## Exercise details
Copies of all lines that contain "Axel" are needed; take them from the data below.

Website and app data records
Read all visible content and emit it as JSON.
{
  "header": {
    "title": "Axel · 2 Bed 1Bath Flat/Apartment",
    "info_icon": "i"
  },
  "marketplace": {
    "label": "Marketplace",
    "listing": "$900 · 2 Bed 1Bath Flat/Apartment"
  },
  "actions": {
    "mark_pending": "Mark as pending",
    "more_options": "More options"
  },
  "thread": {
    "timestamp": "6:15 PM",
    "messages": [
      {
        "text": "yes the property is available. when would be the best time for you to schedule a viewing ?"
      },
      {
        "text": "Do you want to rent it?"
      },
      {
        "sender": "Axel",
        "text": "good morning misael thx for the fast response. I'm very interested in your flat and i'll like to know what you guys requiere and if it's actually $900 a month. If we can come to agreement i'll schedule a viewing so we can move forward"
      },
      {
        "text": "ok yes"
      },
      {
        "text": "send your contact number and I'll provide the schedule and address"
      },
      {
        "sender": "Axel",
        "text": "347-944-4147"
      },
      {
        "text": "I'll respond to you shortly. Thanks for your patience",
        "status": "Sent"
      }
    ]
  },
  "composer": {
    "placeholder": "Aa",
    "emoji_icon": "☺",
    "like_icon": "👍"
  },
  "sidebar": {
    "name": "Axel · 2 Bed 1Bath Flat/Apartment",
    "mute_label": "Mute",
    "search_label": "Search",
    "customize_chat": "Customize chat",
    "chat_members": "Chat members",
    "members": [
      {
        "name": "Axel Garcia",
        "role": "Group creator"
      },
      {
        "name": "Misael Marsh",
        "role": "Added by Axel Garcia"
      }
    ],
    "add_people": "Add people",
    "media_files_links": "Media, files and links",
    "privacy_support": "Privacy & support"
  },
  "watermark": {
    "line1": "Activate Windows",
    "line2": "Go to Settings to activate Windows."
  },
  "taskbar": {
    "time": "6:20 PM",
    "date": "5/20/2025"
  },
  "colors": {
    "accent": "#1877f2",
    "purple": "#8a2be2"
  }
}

## Exercise result
    "title": "Axel · 2 Bed 1Bath Flat/Apartment",
        "sender": "Axel",
        "sender": "Axel",
    "name": "Axel · 2 Bed 1Bath Flat/Apartment",
        "name": "Axel Garcia",
        "role": "Added by Axel Garcia"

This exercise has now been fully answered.